Assigned task — Word for word, repeat every record.

[Interface dataset entries]
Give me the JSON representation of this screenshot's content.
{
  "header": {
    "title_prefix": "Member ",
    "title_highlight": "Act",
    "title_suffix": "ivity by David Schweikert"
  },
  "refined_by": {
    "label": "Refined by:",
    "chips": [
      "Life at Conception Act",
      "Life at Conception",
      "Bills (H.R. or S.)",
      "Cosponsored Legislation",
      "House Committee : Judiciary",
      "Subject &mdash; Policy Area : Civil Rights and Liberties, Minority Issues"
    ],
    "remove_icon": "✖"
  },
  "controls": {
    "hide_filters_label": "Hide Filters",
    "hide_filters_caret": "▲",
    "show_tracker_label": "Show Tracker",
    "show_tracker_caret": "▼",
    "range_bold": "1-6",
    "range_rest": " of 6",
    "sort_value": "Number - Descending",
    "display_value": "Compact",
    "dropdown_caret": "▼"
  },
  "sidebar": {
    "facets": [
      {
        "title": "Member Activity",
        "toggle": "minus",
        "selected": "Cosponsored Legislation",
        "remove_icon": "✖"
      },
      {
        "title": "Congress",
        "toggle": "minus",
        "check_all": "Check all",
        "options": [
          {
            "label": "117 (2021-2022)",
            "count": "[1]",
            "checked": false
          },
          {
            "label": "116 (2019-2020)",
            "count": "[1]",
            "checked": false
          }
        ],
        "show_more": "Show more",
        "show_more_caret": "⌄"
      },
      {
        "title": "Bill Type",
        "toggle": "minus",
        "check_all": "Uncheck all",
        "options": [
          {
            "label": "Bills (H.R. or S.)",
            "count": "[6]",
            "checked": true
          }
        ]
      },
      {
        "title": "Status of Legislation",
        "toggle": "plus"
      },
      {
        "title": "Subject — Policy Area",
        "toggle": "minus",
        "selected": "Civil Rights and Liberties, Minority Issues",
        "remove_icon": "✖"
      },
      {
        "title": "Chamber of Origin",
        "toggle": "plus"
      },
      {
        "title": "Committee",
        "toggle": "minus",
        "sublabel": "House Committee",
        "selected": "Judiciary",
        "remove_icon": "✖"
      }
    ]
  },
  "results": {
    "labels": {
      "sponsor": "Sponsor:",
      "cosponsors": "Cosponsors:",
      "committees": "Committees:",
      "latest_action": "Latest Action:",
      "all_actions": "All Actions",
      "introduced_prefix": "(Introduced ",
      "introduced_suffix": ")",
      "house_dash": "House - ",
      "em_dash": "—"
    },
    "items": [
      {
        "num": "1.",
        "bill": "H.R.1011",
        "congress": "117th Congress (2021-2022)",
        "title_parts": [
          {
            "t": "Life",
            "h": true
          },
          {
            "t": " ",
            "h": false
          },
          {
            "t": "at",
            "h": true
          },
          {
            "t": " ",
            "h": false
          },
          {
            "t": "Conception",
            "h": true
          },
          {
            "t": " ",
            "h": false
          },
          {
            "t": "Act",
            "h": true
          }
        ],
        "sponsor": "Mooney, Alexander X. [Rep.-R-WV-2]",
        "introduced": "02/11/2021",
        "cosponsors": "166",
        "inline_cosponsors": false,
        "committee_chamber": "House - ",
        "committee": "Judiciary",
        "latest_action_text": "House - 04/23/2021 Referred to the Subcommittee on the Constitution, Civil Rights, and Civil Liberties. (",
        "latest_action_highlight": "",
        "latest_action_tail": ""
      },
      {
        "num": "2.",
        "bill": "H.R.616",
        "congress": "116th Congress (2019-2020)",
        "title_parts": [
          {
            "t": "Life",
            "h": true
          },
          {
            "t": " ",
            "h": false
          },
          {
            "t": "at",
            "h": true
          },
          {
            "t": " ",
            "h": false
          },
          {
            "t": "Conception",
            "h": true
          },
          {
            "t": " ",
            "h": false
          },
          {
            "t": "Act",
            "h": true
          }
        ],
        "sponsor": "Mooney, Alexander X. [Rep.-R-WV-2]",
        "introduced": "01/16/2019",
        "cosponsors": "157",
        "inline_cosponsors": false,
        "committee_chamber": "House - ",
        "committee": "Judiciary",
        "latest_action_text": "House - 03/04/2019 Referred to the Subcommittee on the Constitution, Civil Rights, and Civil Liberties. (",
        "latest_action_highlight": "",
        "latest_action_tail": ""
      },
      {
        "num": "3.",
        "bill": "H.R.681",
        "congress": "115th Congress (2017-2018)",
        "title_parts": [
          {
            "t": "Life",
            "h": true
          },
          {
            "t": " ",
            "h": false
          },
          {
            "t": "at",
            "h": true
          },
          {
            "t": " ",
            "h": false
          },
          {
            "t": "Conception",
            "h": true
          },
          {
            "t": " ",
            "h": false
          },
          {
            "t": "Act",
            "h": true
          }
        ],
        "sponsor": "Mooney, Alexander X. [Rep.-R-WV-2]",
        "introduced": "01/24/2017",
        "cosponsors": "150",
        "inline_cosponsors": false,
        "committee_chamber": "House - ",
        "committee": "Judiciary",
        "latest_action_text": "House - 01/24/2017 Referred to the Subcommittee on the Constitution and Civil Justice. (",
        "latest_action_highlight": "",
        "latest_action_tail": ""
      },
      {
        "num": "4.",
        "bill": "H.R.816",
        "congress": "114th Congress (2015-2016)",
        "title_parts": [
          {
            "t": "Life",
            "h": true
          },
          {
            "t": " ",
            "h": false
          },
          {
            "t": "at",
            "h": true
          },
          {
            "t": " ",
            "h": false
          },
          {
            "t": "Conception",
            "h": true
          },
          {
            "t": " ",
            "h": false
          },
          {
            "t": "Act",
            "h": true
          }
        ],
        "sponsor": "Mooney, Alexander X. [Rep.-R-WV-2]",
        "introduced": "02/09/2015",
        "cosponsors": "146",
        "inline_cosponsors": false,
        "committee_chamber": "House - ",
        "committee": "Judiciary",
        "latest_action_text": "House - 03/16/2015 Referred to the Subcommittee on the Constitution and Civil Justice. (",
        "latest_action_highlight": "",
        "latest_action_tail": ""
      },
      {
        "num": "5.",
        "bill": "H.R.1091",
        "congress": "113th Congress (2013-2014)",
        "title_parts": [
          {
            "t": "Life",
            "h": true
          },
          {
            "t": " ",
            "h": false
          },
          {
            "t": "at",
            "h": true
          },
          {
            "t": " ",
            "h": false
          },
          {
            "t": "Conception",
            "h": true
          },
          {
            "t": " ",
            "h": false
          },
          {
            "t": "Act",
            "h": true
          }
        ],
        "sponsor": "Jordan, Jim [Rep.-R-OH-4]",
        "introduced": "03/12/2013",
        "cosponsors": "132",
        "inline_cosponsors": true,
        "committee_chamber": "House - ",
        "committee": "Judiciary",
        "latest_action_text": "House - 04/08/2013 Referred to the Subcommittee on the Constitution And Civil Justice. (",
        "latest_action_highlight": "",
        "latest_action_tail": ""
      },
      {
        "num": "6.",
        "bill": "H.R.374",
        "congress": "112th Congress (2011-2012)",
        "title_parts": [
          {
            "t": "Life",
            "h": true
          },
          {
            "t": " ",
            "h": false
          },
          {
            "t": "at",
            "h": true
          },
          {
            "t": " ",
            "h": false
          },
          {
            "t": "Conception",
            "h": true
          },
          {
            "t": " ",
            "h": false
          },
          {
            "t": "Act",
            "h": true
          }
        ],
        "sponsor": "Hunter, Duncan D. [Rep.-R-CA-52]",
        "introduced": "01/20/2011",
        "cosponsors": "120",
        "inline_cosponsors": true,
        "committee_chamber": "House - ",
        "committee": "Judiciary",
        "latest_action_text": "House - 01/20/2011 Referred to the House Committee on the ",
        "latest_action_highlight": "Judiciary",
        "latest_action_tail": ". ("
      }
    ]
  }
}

Answer to the problem —
Give me the JSON representation of this screenshot's content.
{
  "header": {
    "title_prefix": "Member ",
    "title_highlight": "Act",
    "title_suffix": "ivity by David Schweikert"
  },
  "refined_by": {
    "label": "Refined by:",
    "chips": [
      "Life at Conception Act",
      "Life at Conception",
      "Bills (H.R. or S.)",
      "Cosponsored Legislation",
      "House Committee : Judiciary",
      "Subject &mdash; Policy Area : Civil Rights and Liberties, Minority Issues"
    ],
    "remove_icon": "✖"
  },
  "controls": {
    "hide_filters_label": "Hide Filters",
    "hide_filters_caret": "▲",
    "show_tracker_label": "Show Tracker",
    "show_tracker_caret": "▼",
    "range_bold": "1-6",
    "range_rest": " of 6",
    "sort_value": "Number - Descending",
    "display_value": "Compact",
    "dropdown_caret": "▼"
  },
  "sidebar": {
    "facets": [
      {
        "title": "Member Activity",
        "toggle": "minus",
        "selected": "Cosponsored Legislation",
        "remove_icon": "✖"
      },
      {
        "title": "Congress",
        "toggle": "minus",
        "check_all": "Check all",
        "options": [
          {
            "label": "117 (2021-2022)",
            "count": "[1]",
            "checked": false
          },
          {
            "label": "116 (2019-2020)",
            "count": "[1]",
            "checked": false
          }
        ],
        "show_more": "Show more",
        "show_more_caret": "⌄"
      },
      {
        "title": "Bill Type",
        "toggle": "minus",
        "check_all": "Uncheck all",
        "options": [
          {
            "label": "Bills (H.R. or S.)",
            "count": "[6]",
            "checked": true
          }
        ]
      },
      {
        "title": "Status of Legislation",
        "toggle": "plus"
      },
      {
        "title": "Subject — Policy Area",
        "toggle": "minus",
        "selected": "Civil Rights and Liberties, Minority Issues",
        "remove_icon": "✖"
      },
      {
        "title": "Chamber of Origin",
        "toggle": "plus"
      },
      {
        "title": "Committee",
        "toggle": "minus",
        "sublabel": "House Committee",
        "selected": "Judiciary",
        "remove_icon": "✖"
      }
    ]
  },
  "results": {
    "labels": {
      "sponsor": "Sponsor:",
      "cosponsors": "Cosponsors:",
      "committees": "Committees:",
      "latest_action": "Latest Action:",
      "all_actions": "All Actions",
      "introduced_prefix": "(Introduced ",
      "introduced_suffix": ")",
      "house_dash": "House - ",
      "em_dash": "—"
    },
    "items": [
      {
        "num": "1.",
        "bill": "H.R.1011",
        "congress": "117th Congress (2021-2022)",
        "title_parts": [
          {
            "t": "Life",
            "h": true
          },
          {
            "t": " ",
            "h": false
          },
          {
            "t": "at",
            "h": true
          },
          {
            "t": " ",
            "h": false
          },
          {
            "t": "Conception",
            "h": true
          },
          {
            "t": " ",
            "h": false
          },
          {
            "t": "Act",
            "h": true
          }
        ],
        "sponsor": "Mooney, Alexander X. [Rep.-R-WV-2]",
        "introduced": "02/11/2021",
        "cosponsors": "166",
        "inline_cosponsors": false,
        "committee_chamber": "House - ",
        "committee": "Judiciary",
        "latest_action_text": "House - 04/23/2021 Referred to the Subcommittee on the Constitution, Civil Rights, and Civil Liberties. (",
        "latest_action_highlight": "",
        "latest_action_tail": ""
      },
      {
        "num": "2.",
        "bill": "H.R.616",
        "congress": "116th Congress (2019-2020)",
        "title_parts": [
          {
            "t": "Life",
            "h": true
          },
          {
            "t": " ",
            "h": false
          },
          {
            "t": "at",
            "h": true
          },
          {
            "t": " ",
            "h": false
          },
          {
            "t": "Conception",
            "h": true
          },
          {
            "t": " ",
            "h": false
          },
          {
            "t": "Act",
            "h": true
          }
        ],
        "sponsor": "Mooney, Alexander X. [Rep.-R-WV-2]",
        "introduced": "01/16/2019",
        "cosponsors": "157",
        "inline_cosponsors": false,
        "committee_chamber": "House - ",
        "committee": "Judiciary",
        "latest_action_text": "House - 03/04/2019 Referred to the Subcommittee on the Constitution, Civil Rights, and Civil Liberties. (",
        "latest_action_highlight": "",
        "latest_action_tail": ""
      },
      {
        "num": "3.",
        "bill": "H.R.681",
        "congress": "115th Congress (2017-2018)",
        "title_parts": [
          {
            "t": "Life",
            "h": true
          },
          {
            "t": " ",
            "h": false
          },
          {
            "t": "at",
            "h": true
          },
          {
            "t": " ",
            "h": false
          },
          {
            "t": "Conception",
            "h": true
          },
          {
            "t": " ",
            "h": false
          },
          {
            "t": "Act",
            "h": true
          }
        ],
        "sponsor": "Mooney, Alexander X. [Rep.-R-WV-2]",
        "introduced": "01/24/2017",
        "cosponsors": "150",
        "inline_cosponsors": false,
        "committee_chamber": "House - ",
        "committee": "Judiciary",
        "latest_action_text": "House - 01/24/2017 Referred to the Subcommittee on the Constitution and Civil Justice. (",
        "latest_action_highlight": "",
        "latest_action_tail": ""
      },
      {
        "num": "4.",
        "bill": "H.R.816",
        "congress": "114th Congress (2015-2016)",
        "title_parts": [
          {
            "t": "Life",
            "h": true
          },
          {
            "t": " ",
            "h": false
          },
          {
            "t": "at",
            "h": true
          },
          {
            "t": " ",
            "h": false
          },
          {
            "t": "Conception",
            "h": true
          },
          {
            "t": " ",
            "h": false
          },
          {
            "t": "Act",
            "h": true
          }
        ],
        "sponsor": "Mooney, Alexander X. [Rep.-R-WV-2]",
        "introduced": "02/09/2015",
        "cosponsors": "146",
        "inline_cosponsors": false,
        "committee_chamber": "House - ",
        "committee": "Judiciary",
        "latest_action_text": "House - 03/16/2015 Referred to the Subcommittee on the Constitution and Civil Justice. (",
        "latest_action_highlight": "",
        "latest_action_tail": ""
      },
      {
        "num": "5.",
        "bill": "H.R.1091",
        "congress": "113th Congress (2013-2014)",
        "title_parts": [
          {
            "t": "Life",
            "h": true
          },
          {
            "t": " ",
            "h": false
          },
          {
            "t": "at",
            "h": true
          },
          {
            "t": " ",
            "h": false
          },
          {
            "t": "Conception",
            "h": true
          },
          {
            "t": " ",
            "h": false
          },
          {
            "t": "Act",
            "h": true
          }
        ],
        "sponsor": "Jordan, Jim [Rep.-R-OH-4]",
        "introduced": "03/12/2013",
        "cosponsors": "132",
        "inline_cosponsors": true,
        "committee_chamber": "House - ",
        "committee": "Judiciary",
        "latest_action_text": "House - 04/08/2013 Referred to the Subcommittee on the Constitution And Civil Justice. (",
        "latest_action_highlight": "",
        "latest_action_tail": ""
      },
      {
        "num": "6.",
        "bill": "H.R.374",
        "congress": "112th Congress (2011-2012)",
        "title_parts": [
          {
            "t": "Life",
            "h": true
          },
          {
            "t": " ",
            "h": false
          },
          {
            "t": "at",
            "h": true
          },
          {
            "t": " ",
            "h": false
          },
          {
            "t": "Conception",
            "h": true
          },
          {
            "t": " ",
            "h": false
          },
          {
            "t": "Act",
            "h": true
          }
        ],
        "sponsor": "Hunter, Duncan D. [Rep.-R-CA-52]",
        "introduced": "01/20/2011",
        "cosponsors": "120",
        "inline_cosponsors": true,
        "committee_chamber": "House - ",
        "committee": "Judiciary",
        "latest_action_text": "House - 01/20/2011 Referred to the House Committee on the ",
        "latest_action_highlight": "Judiciary",
        "latest_action_tail": ". ("
      }
    ]
  }
}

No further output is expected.